  • Communication Studies/Speech Communication and Rhetoric, bachelor's degree and master's degree which graduated 127 and eighteen students respectively in 2008.
  • Journalism, bachelor's degree which graduated 22 students in 2008.

CERTIFICATIONS

Registered Professional Reporter: The Registered Professional Reporter (RPR) program is the only nationally recognized certification program that establishes your competence as a reporter.

For more information, see the National Court Reporters Association website.

Certified Realtime Reporter: Prove you're on the cutting edge.

For more information, see the National Court Reporters Association website.

Certified Reporting Instructor: The CRI certification program for teachers of court reporting subjects has been developed to encourage excellence in the educational programs that prepare tomorrow's court reporters.

For more information, see the National Court Reporters Association website.

Certified Legal Video Specialist: The use of video in the legal environment is growing fast.

For more information, see the National Court Reporters Association website.

Certified Broadcast Captioner: Prove you're on the cutting edge.

For more information, see the National Court Reporters Association website.

Certified CART Provider: Become a Certified CART ProviderSM and take advantage of the growing number of opportunities becoming available to realtime practitioners.

For more information, see the National Court Reporters Association website.

LICENSES

Shorthand Reporter

Licensing agency: Hawaii Board of Certified Shorthand Reporters
Address: 777 Punchbowl Street, Honolulu, HI 96813

Phone: (808) 539-4231
Website: Hawaii Board of Certified Shorthand Reporters

LOCATION INFORMATION: Kaneohe, Hawaii

Kaneohe, Hawaii
Kaneohe, Hawaii photo by Grillo

Kaneohe is situated in Honolulu County, Hawaii. It has a population of over 35,987. The cost of living index in Kaneohe, 167, is far greater than the national average.

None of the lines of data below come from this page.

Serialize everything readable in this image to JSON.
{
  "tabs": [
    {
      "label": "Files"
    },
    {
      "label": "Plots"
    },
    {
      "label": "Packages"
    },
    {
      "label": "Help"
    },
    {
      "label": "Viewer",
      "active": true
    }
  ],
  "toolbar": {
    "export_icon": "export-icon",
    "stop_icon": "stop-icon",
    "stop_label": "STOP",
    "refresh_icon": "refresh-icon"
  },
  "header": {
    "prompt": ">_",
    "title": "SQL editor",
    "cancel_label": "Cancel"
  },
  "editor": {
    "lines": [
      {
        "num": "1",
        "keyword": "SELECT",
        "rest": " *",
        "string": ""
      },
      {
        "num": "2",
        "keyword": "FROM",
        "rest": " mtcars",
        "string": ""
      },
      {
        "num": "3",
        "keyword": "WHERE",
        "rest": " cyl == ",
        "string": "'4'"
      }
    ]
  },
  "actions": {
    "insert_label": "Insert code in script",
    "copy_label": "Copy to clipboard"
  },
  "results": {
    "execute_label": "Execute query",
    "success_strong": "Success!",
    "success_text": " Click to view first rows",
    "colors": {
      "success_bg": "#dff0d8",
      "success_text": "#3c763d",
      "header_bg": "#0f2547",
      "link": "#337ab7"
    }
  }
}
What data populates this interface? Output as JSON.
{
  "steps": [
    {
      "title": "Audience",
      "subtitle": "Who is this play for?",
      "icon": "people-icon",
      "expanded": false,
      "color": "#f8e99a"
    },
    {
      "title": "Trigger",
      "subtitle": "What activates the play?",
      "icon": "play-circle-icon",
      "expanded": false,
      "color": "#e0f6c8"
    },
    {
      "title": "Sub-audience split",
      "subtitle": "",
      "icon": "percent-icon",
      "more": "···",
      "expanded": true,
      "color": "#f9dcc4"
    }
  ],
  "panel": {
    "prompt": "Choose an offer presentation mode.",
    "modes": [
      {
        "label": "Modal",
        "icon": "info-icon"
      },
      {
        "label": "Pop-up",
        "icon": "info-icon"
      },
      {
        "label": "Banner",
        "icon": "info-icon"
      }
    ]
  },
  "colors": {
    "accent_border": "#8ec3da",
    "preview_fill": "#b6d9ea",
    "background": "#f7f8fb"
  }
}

The three most popular industries for women in Kaneohe are educational services, health care, and public administration. For men, it is public administration, construction, and accommodation and food services. The average commute to work is about 30 minutes. More than 29.5% of Kaneohe residents have a bachelor's degree, which is higher than the state average. The percentage of residents with a graduate degree, 9.8%, is higher than the state average.

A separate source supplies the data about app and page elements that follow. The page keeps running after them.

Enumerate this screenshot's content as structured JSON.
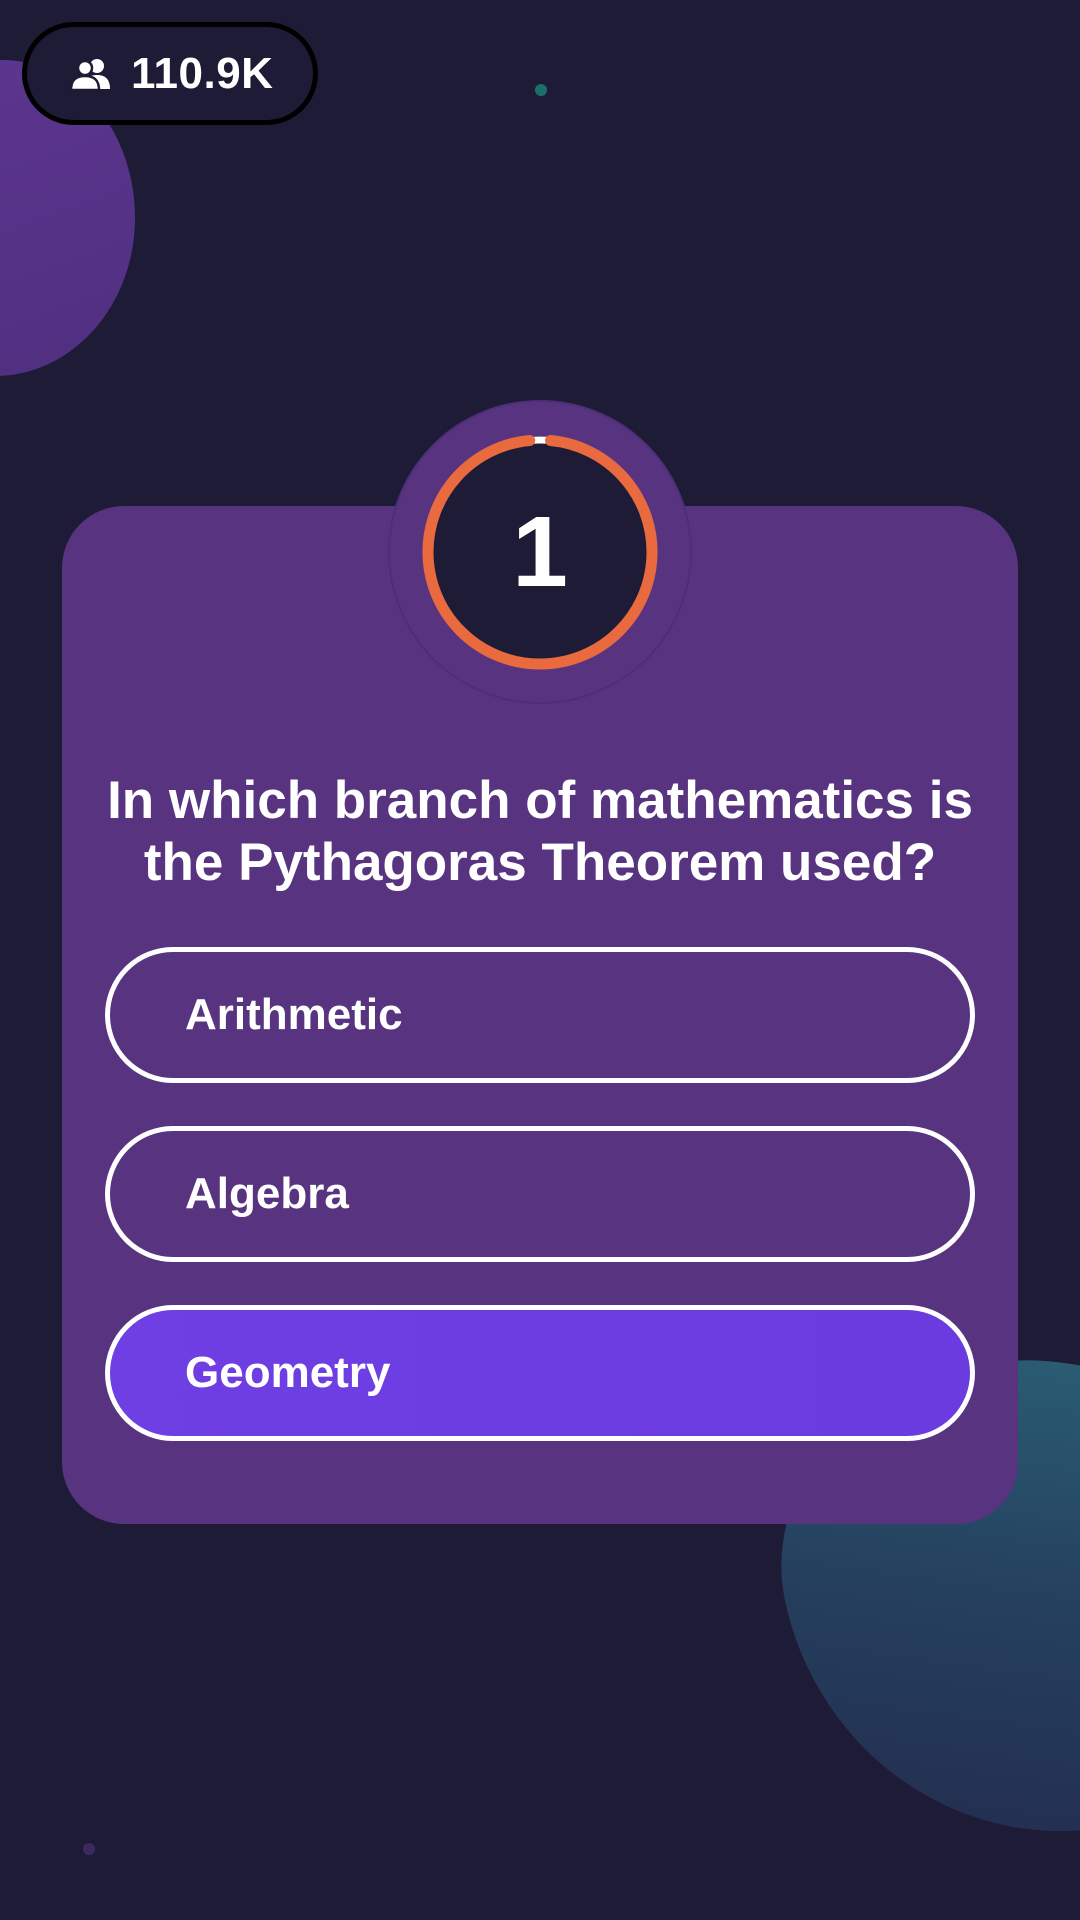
{
  "header": {
    "viewer_icon": "users-icon",
    "viewer_count": "110.9K"
  },
  "timer": {
    "value": "1",
    "remaining_fraction": 0.97,
    "ring_color": "#e86a3e",
    "track_color": "#ffffff"
  },
  "question": {
    "text": "In which branch of mathematics is the Pythagoras Theorem used?"
  },
  "options": [
    {
      "label": "Arithmetic",
      "selected": false
    },
    {
      "label": "Algebra",
      "selected": false
    },
    {
      "label": "Geometry",
      "selected": true
    }
  ],
  "colors": {
    "background": "#1e1b36",
    "card": "#583480",
    "selected_option": "#6b3de1",
    "accent": "#e86a3e"
  }
}
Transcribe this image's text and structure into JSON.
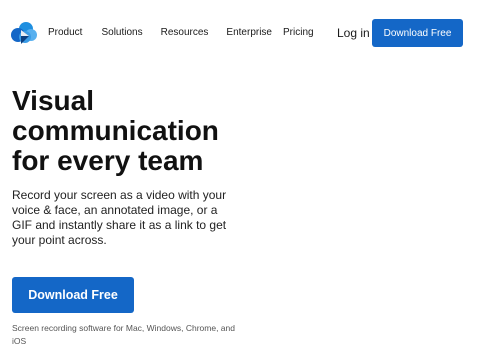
{
  "brand": {
    "logo_icon": "loom-style-cloud-play-icon",
    "colors": {
      "primary": "#1467c7",
      "logo_light": "#5fb3f0",
      "logo_dark": "#1467c7",
      "text": "#1a1a1a",
      "muted": "#555555"
    }
  },
  "nav": {
    "items": [
      {
        "label": "Product"
      },
      {
        "label": "Solutions"
      },
      {
        "label": "Resources"
      },
      {
        "label": "Enterprise"
      },
      {
        "label": "Pricing"
      }
    ],
    "login_label": "Log in",
    "cta_label": "Download Free"
  },
  "hero": {
    "title_lines": [
      "Visual",
      "communication",
      "for every team"
    ],
    "description_lines": [
      "Record your screen as a video with your",
      "voice & face, an annotated image, or a",
      "GIF and instantly share it as a link to get",
      "your point across."
    ],
    "cta_label": "Download Free",
    "note_lines": [
      "Screen recording software for Mac, Windows, Chrome, and",
      "iOS"
    ]
  }
}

About 6.1% of Kaneohe's residents are below the poverty line, which is better than the state average.

The percentage of Kaneohe residents that are affiliated with a religious congregation, 33.3%, is less than both the national and state average. Door of Faith Church, Pali View Baptist Church and Kaneohe Congregational Church are among the churches located in Kaneohe. The largest religious groups are the Catholic Church, the LDS (Mormon) Church and the Southern Baptist Convention.

Kaneohe is home to the Kaneohe Civic Center and the ‘Iolani Building as well as Käne‘ohe Civic Center Playground and Kaluapuhi Neighborhood Park. Shopping centers in the area include Käne‘ohe Shopping Center, Käne‘ohe Bay Shopping Center and Windward City Shopping Center.